■ **Task goal**: Send back all of the records, each one exactly as written.

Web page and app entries
==================================================
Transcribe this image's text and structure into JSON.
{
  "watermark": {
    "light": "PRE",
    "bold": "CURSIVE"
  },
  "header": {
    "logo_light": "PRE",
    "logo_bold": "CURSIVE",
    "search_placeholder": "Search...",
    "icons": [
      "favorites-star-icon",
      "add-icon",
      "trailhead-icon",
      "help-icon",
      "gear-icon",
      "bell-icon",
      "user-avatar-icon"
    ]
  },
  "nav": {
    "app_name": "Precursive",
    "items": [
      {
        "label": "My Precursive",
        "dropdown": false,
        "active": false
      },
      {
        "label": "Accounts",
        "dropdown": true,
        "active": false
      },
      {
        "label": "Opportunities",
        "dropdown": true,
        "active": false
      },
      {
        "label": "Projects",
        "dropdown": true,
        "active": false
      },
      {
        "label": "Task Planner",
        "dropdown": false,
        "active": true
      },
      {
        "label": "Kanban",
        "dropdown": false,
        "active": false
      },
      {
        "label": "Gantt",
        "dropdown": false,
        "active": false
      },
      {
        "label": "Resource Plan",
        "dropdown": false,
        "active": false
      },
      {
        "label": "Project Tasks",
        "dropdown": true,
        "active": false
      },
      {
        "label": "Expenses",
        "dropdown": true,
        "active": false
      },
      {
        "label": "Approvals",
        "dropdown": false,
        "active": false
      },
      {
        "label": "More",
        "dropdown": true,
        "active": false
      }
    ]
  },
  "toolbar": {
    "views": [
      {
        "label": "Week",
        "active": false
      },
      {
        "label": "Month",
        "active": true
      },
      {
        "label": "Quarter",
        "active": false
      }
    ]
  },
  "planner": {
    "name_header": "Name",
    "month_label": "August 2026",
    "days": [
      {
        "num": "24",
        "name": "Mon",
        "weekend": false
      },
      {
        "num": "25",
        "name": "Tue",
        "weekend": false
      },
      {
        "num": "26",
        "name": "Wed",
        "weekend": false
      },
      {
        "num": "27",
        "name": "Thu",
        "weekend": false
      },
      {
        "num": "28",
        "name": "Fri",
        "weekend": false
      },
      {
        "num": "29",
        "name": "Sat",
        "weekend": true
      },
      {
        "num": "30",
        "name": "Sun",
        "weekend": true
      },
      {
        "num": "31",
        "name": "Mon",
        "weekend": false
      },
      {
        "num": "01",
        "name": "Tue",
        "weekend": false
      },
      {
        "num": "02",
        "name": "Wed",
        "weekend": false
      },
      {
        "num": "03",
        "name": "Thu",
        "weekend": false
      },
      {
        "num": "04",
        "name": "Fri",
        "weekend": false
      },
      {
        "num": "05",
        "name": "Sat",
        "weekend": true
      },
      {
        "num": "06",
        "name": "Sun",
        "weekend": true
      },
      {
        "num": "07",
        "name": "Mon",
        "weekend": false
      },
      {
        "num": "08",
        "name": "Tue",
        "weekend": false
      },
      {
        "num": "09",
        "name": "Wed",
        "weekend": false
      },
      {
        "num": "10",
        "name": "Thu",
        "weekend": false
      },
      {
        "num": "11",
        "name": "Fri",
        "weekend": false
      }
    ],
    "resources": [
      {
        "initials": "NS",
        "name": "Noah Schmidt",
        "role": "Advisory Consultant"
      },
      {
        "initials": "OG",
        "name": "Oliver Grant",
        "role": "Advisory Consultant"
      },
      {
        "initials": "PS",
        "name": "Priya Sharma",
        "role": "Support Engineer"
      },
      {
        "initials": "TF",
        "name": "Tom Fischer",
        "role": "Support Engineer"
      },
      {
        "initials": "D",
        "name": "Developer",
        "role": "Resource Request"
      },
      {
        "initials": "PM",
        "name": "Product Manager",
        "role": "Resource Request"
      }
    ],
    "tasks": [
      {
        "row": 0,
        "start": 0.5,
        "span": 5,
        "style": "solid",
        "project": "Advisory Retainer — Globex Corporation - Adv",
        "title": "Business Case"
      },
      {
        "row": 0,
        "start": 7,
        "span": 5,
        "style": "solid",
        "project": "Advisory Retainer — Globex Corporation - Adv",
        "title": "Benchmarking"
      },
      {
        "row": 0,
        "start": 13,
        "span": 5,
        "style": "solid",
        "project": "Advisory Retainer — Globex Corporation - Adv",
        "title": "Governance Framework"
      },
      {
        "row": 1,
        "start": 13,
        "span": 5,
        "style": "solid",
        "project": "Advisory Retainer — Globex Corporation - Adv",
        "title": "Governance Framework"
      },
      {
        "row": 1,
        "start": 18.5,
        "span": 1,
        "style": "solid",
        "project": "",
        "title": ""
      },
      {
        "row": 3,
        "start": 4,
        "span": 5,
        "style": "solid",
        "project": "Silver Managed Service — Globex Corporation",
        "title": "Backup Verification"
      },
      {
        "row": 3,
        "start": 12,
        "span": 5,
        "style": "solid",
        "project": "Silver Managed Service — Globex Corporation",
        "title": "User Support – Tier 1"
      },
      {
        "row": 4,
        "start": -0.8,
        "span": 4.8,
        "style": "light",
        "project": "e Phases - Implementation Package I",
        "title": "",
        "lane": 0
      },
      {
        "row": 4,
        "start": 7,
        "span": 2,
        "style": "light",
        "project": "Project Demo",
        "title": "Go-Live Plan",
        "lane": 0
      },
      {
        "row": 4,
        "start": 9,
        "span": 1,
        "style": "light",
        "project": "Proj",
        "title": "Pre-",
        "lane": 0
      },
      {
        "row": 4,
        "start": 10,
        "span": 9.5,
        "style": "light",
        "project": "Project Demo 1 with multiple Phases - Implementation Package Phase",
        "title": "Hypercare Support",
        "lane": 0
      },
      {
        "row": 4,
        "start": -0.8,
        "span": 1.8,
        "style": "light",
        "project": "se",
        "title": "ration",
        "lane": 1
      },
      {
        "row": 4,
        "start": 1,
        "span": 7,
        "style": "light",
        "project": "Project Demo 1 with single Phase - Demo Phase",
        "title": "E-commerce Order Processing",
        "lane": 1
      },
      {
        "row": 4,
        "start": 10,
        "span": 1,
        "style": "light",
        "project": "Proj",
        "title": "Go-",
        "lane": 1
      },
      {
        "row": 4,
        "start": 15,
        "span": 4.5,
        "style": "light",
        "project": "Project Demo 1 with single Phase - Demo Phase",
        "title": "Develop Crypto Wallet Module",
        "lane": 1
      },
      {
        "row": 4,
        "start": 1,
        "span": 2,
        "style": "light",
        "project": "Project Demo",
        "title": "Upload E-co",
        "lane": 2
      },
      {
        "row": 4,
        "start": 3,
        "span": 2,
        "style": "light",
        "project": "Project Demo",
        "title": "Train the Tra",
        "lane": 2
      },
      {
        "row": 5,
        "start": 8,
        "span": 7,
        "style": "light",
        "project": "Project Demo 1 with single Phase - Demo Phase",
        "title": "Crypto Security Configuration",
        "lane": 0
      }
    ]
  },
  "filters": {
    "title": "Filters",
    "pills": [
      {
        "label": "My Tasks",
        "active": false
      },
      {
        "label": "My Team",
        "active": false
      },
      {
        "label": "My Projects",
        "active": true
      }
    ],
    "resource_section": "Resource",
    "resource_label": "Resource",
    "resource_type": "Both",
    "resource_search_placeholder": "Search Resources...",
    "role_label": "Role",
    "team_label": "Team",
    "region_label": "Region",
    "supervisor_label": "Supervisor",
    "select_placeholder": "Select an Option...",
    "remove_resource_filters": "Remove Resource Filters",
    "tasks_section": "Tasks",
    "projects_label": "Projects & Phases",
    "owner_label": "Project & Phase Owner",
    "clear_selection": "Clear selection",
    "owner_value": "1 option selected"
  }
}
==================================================
■ **Answer box**:
Transcribe this image's text and structure into JSON.
{
  "watermark": {
    "light": "PRE",
    "bold": "CURSIVE"
  },
  "header": {
    "logo_light": "PRE",
    "logo_bold": "CURSIVE",
    "search_placeholder": "Search...",
    "icons": [
      "favorites-star-icon",
      "add-icon",
      "trailhead-icon",
      "help-icon",
      "gear-icon",
      "bell-icon",
      "user-avatar-icon"
    ]
  },
  "nav": {
    "app_name": "Precursive",
    "items": [
      {
        "label": "My Precursive",
        "dropdown": false,
        "active": false
      },
      {
        "label": "Accounts",
        "dropdown": true,
        "active": false
      },
      {
        "label": "Opportunities",
        "dropdown": true,
        "active": false
      },
      {
        "label": "Projects",
        "dropdown": true,
        "active": false
      },
      {
        "label": "Task Planner",
        "dropdown": false,
        "active": true
      },
      {
        "label": "Kanban",
        "dropdown": false,
        "active": false
      },
      {
        "label": "Gantt",
        "dropdown": false,
        "active": false
      },
      {
        "label": "Resource Plan",
        "dropdown": false,
        "active": false
      },
      {
        "label": "Project Tasks",
        "dropdown": true,
        "active": false
      },
      {
        "label": "Expenses",
        "dropdown": true,
        "active": false
      },
      {
        "label": "Approvals",
        "dropdown": false,
        "active": false
      },
      {
        "label": "More",
        "dropdown": true,
        "active": false
      }
    ]
  },
  "toolbar": {
    "views": [
      {
        "label": "Week",
        "active": false
      },
      {
        "label": "Month",
        "active": true
      },
      {
        "label": "Quarter",
        "active": false
      }
    ]
  },
  "planner": {
    "name_header": "Name",
    "month_label": "August 2026",
    "days": [
      {
        "num": "24",
        "name": "Mon",
        "weekend": false
      },
      {
        "num": "25",
        "name": "Tue",
        "weekend": false
      },
      {
        "num": "26",
        "name": "Wed",
        "weekend": false
      },
      {
        "num": "27",
        "name": "Thu",
        "weekend": false
      },
      {
        "num": "28",
        "name": "Fri",
        "weekend": false
      },
      {
        "num": "29",
        "name": "Sat",
        "weekend": true
      },
      {
        "num": "30",
        "name": "Sun",
        "weekend": true
      },
      {
        "num": "31",
        "name": "Mon",
        "weekend": false
      },
      {
        "num": "01",
        "name": "Tue",
        "weekend": false
      },
      {
        "num": "02",
        "name": "Wed",
        "weekend": false
      },
      {
        "num": "03",
        "name": "Thu",
        "weekend": false
      },
      {
        "num": "04",
        "name": "Fri",
        "weekend": false
      },
      {
        "num": "05",
        "name": "Sat",
        "weekend": true
      },
      {
        "num": "06",
        "name": "Sun",
        "weekend": true
      },
      {
        "num": "07",
        "name": "Mon",
        "weekend": false
      },
      {
        "num": "08",
        "name": "Tue",
        "weekend": false
      },
      {
        "num": "09",
        "name": "Wed",
        "weekend": false
      },
      {
        "num": "10",
        "name": "Thu",
        "weekend": false
      },
      {
        "num": "11",
        "name": "Fri",
        "weekend": false
      }
    ],
    "resources": [
      {
        "initials": "NS",
        "name": "Noah Schmidt",
        "role": "Advisory Consultant"
      },
      {
        "initials": "OG",
        "name": "Oliver Grant",
        "role": "Advisory Consultant"
      },
      {
        "initials": "PS",
        "name": "Priya Sharma",
        "role": "Support Engineer"
      },
      {
        "initials": "TF",
        "name": "Tom Fischer",
        "role": "Support Engineer"
      },
      {
        "initials": "D",
        "name": "Developer",
        "role": "Resource Request"
      },
      {
        "initials": "PM",
        "name": "Product Manager",
        "role": "Resource Request"
      }
    ],
    "tasks": [
      {
        "row": 0,
        "start": 0.5,
        "span": 5,
        "style": "solid",
        "project": "Advisory Retainer — Globex Corporation - Adv",
        "title": "Business Case"
      },
      {
        "row": 0,
        "start": 7,
        "span": 5,
        "style": "solid",
        "project": "Advisory Retainer — Globex Corporation - Adv",
        "title": "Benchmarking"
      },
      {
        "row": 0,
        "start": 13,
        "span": 5,
        "style": "solid",
        "project": "Advisory Retainer — Globex Corporation - Adv",
        "title": "Governance Framework"
      },
      {
        "row": 1,
        "start": 13,
        "span": 5,
        "style": "solid",
        "project": "Advisory Retainer — Globex Corporation - Adv",
        "title": "Governance Framework"
      },
      {
        "row": 1,
        "start": 18.5,
        "span": 1,
        "style": "solid",
        "project": "",
        "title": ""
      },
      {
        "row": 3,
        "start": 4,
        "span": 5,
        "style": "solid",
        "project": "Silver Managed Service — Globex Corporation",
        "title": "Backup Verification"
      },
      {
        "row": 3,
        "start": 12,
        "span": 5,
        "style": "solid",
        "project": "Silver Managed Service — Globex Corporation",
        "title": "User Support – Tier 1"
      },
      {
        "row": 4,
        "start": -0.8,
        "span": 4.8,
        "style": "light",
        "project": "e Phases - Implementation Package I",
        "title": "",
        "lane": 0
      },
      {
        "row": 4,
        "start": 7,
        "span": 2,
        "style": "light",
        "project": "Project Demo",
        "title": "Go-Live Plan",
        "lane": 0
      },
      {
        "row": 4,
        "start": 9,
        "span": 1,
        "style": "light",
        "project": "Proj",
        "title": "Pre-",
        "lane": 0
      },
      {
        "row": 4,
        "start": 10,
        "span": 9.5,
        "style": "light",
        "project": "Project Demo 1 with multiple Phases - Implementation Package Phase",
        "title": "Hypercare Support",
        "lane": 0
      },
      {
        "row": 4,
        "start": -0.8,
        "span": 1.8,
        "style": "light",
        "project": "se",
        "title": "ration",
        "lane": 1
      },
      {
        "row": 4,
        "start": 1,
        "span": 7,
        "style": "light",
        "project": "Project Demo 1 with single Phase - Demo Phase",
        "title": "E-commerce Order Processing",
        "lane": 1
      },
      {
        "row": 4,
        "start": 10,
        "span": 1,
        "style": "light",
        "project": "Proj",
        "title": "Go-",
        "lane": 1
      },
      {
        "row": 4,
        "start": 15,
        "span": 4.5,
        "style": "light",
        "project": "Project Demo 1 with single Phase - Demo Phase",
        "title": "Develop Crypto Wallet Module",
        "lane": 1
      },
      {
        "row": 4,
        "start": 1,
        "span": 2,
        "style": "light",
        "project": "Project Demo",
        "title": "Upload E-co",
        "lane": 2
      },
      {
        "row": 4,
        "start": 3,
        "span": 2,
        "style": "light",
        "project": "Project Demo",
        "title": "Train the Tra",
        "lane": 2
      },
      {
        "row": 5,
        "start": 8,
        "span": 7,
        "style": "light",
        "project": "Project Demo 1 with single Phase - Demo Phase",
        "title": "Crypto Security Configuration",
        "lane": 0
      }
    ]
  },
  "filters": {
    "title": "Filters",
    "pills": [
      {
        "label": "My Tasks",
        "active": false
      },
      {
        "label": "My Team",
        "active": false
      },
      {
        "label": "My Projects",
        "active": true
      }
    ],
    "resource_section": "Resource",
    "resource_label": "Resource",
    "resource_type": "Both",
    "resource_search_placeholder": "Search Resources...",
    "role_label": "Role",
    "team_label": "Team",
    "region_label": "Region",
    "supervisor_label": "Supervisor",
    "select_placeholder": "Select an Option...",
    "remove_resource_filters": "Remove Resource Filters",
    "tasks_section": "Tasks",
    "projects_label": "Projects & Phases",
    "owner_label": "Project & Phase Owner",
    "clear_selection": "Clear selection",
    "owner_value": "1 option selected"
  }
}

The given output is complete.